Holly Bailey

The November midterm congressional elections are still three months away, but the beltway predictions game has already begun.

Vice President Joe Biden is sticking with his optimistic view of the upcoming November elections, telling ABC's This Week that he believes Democrats will perform better than people think. "We're going to win the House, and we're going to win the Senate," Biden said. "I don’t think the losses are going to be bad at all. I think we’re going to shock the heck out of everybody."

That's in contrast to White House Press Secretary Robert Gibbs’s interview with Meet the Press last week, in which he noted Republicans could regain control of the House. His argument set off a week of back and forth between the White House and House Democrats.

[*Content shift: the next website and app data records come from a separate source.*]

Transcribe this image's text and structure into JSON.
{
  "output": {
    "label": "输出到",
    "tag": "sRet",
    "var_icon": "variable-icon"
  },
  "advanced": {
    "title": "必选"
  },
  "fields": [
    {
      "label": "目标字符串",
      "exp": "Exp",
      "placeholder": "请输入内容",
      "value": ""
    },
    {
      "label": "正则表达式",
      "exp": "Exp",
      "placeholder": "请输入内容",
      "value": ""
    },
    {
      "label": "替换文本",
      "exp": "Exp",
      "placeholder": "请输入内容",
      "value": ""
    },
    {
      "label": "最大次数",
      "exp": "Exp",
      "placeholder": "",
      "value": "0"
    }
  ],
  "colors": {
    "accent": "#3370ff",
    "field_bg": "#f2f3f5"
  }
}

But while the polls are definitely bad for Democrats, there are still signs that the party could avoid a political apocalypse—which is perhaps why the two Republican leaders in charge of the party’s campaign efforts notably toned down their estimates about how the GOP might do this fall.

In April, House Minority Leader John Boehner, who could very well be the next House Speaker if the GOP reclaims the House, said he believed his party could capture as many as 100 seats this November.

On Meet the Press, Rep. Pete Sessions, chairman of the House GOP campaign committee, tentatively predicted Republicans might pick up 40 seats. But his Senate counterpart, Texas’s John Cornyn, refused to answer the question, telling host David Gregory it’s anyone’s guess which party will ultimately control Congress after November.

"If the election was held today, it'd be a pretty good election," Cornyn said.